Acceptance and commitment therapy may ease fear of recurrence in cancer survivors
In a first of its kind study, researchers from Regenstrief Institute, Indiana University, Butler University and West Virginia University report that Acceptance and Commitment Therapy (ACT) shows significant promise for treating fear of cancer recurrence in women who have survived breast cancer. Fear that cancer may come back or progress is especially common in breast cancer survivors, with up to 70% reporting that the fear affects their daily life. (2019-10-15)

Some ICU admissions may be preventable, saving money and improving care
Many admissions to the intensive care unit may be preventable, potentially decreasing health care costs and improving care, according to new research published online in the Annals of the American Thoracic Society. (2019-10-04)

Virtual reality may help foster learning and collaboration across health professions
One of the biggest challenges to implementing interprofessional education for health professions students is scheduling. Could virtual reality education help?

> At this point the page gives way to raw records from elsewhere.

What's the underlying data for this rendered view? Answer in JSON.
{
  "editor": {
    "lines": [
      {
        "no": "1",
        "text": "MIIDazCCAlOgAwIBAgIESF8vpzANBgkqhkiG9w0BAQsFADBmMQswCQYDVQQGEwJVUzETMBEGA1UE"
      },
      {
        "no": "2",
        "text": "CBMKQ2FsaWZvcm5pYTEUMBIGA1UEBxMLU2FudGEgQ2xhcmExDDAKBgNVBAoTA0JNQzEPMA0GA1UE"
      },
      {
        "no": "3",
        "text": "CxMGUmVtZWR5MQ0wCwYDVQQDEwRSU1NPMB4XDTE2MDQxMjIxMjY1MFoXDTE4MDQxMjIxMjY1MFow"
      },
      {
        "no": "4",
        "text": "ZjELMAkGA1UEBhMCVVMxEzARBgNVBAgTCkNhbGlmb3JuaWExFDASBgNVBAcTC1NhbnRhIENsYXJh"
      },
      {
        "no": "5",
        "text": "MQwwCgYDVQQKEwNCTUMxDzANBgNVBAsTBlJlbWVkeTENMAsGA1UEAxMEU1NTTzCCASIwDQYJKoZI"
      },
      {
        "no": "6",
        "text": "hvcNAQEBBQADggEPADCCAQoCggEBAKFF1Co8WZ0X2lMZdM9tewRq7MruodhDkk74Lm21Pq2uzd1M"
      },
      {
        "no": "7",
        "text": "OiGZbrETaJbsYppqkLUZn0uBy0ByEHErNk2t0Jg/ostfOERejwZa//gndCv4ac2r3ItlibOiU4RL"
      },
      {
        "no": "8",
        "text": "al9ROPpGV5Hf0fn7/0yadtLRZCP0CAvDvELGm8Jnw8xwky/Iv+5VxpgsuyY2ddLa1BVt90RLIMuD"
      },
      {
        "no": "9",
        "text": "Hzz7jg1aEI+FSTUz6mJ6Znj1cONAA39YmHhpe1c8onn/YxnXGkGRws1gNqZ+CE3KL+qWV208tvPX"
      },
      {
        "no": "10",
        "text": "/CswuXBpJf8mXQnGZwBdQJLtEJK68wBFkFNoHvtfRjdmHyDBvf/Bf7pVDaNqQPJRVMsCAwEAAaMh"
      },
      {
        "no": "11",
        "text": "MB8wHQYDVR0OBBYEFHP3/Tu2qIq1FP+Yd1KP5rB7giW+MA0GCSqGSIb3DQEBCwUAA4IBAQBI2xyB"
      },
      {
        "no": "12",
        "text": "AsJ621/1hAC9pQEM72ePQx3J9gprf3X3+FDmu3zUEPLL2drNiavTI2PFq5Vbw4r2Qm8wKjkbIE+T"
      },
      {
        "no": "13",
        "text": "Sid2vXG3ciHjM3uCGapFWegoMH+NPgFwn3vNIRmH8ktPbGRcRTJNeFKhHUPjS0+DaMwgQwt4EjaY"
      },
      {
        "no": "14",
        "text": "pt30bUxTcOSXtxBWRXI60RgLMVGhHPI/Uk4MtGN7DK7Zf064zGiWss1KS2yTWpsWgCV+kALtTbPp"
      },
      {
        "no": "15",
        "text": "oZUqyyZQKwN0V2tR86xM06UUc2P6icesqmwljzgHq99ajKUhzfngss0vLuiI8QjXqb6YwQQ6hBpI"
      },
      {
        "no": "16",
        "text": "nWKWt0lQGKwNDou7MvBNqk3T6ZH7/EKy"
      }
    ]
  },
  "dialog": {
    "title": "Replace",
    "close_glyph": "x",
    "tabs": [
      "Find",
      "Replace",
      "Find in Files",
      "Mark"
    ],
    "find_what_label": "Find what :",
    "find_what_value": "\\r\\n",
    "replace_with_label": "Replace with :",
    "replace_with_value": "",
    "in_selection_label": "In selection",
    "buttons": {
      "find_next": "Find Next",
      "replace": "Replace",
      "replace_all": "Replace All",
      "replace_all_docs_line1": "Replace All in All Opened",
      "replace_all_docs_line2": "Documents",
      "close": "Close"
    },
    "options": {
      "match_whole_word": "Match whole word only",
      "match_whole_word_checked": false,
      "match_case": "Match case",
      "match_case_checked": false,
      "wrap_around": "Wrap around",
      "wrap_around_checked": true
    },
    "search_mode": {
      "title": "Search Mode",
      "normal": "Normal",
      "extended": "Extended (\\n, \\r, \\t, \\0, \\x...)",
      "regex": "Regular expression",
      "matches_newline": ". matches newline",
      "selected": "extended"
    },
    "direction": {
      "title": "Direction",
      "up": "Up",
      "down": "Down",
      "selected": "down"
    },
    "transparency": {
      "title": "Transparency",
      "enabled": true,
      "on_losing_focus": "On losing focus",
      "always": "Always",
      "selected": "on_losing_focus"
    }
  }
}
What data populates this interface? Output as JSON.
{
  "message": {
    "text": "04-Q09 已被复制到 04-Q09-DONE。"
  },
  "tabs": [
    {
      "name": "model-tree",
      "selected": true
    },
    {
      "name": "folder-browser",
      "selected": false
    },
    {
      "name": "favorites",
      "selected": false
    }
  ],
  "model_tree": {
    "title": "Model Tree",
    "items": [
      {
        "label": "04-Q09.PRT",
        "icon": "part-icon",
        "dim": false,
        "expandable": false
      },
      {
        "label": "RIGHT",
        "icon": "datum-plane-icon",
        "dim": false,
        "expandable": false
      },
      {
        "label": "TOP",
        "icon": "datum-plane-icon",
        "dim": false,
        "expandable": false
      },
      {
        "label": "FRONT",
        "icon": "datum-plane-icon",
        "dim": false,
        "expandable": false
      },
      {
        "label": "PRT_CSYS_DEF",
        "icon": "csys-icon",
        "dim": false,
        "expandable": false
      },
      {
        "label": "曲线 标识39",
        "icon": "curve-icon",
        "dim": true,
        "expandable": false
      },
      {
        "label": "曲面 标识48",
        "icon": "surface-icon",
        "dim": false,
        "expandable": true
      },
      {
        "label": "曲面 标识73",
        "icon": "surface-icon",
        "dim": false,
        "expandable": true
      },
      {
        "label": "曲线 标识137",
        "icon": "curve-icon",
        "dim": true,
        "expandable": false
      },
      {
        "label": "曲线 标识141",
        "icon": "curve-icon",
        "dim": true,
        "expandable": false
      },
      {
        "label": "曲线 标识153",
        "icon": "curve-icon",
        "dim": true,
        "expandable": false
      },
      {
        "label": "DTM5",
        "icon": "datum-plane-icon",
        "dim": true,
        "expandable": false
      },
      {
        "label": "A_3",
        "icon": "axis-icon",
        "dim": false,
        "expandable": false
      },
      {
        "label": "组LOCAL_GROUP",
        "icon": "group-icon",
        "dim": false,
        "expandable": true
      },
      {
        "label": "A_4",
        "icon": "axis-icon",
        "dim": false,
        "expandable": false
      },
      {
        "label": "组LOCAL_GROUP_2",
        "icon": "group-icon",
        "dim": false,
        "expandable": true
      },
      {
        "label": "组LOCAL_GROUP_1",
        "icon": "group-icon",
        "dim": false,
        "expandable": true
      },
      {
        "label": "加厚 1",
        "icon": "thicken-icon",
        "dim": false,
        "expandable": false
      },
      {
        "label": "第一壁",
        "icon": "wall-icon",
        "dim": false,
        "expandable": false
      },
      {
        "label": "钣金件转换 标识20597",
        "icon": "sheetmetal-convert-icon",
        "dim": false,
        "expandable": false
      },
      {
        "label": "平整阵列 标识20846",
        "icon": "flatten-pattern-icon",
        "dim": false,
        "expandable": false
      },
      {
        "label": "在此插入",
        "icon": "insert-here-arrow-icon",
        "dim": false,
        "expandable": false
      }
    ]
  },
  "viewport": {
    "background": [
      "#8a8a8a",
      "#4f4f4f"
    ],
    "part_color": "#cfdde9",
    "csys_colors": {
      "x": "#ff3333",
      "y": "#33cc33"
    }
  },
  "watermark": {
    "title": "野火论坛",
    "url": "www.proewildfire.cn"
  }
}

A small new study, led by researchers at Tufts University School of Medicine and focused on palliative care, says yes. (2019-10-03)

Prediction system significantly increases palliative care consults
A trigger system powered by predictive analytics increased palliative care consultations by 75 percent after its implementation (2019-09-25)

Early palliative care for advanced lung cancer increases survival
Early palliative care is associated with better survival in patients with advanced lung cancer, according researchers with the Veterans Affairs Portland Health Care System and Oregon Health and Science University. (2019-09-19)

Addressing serious illness with a serious question to clinicians
A question: 'Would you be surprised if this patient died in the next month?' -- posed to elicit a clinician's overall impression of a patient -- produced a strong correlation. If a clinician answered that they would not be surprised, the patient was twice as likely to die in the next month. (2019-09-13)

New guideline on Parkinson's disease aimed at physicians and people with Parkinson's
A comprehensive new Canadian guideline provides practical guidance for physicians, allied health professionals, patients and families on managing Parkinson disease, based on the latest evidence. The guideline is published in CMAJ (Canadian Medical Association Journal), accompanied by an easy-to-reference infographic and podcast. (2019-09-09)

Page 2 of 25 | 1000 Results
   First   Previous   Next      Last   
Brightsurf.com is a participant in the Amazon Services LLC Associates Program, an affiliate advertising program designed to provide a means for sites to earn advertising fees by advertising and linking to Amazon.com.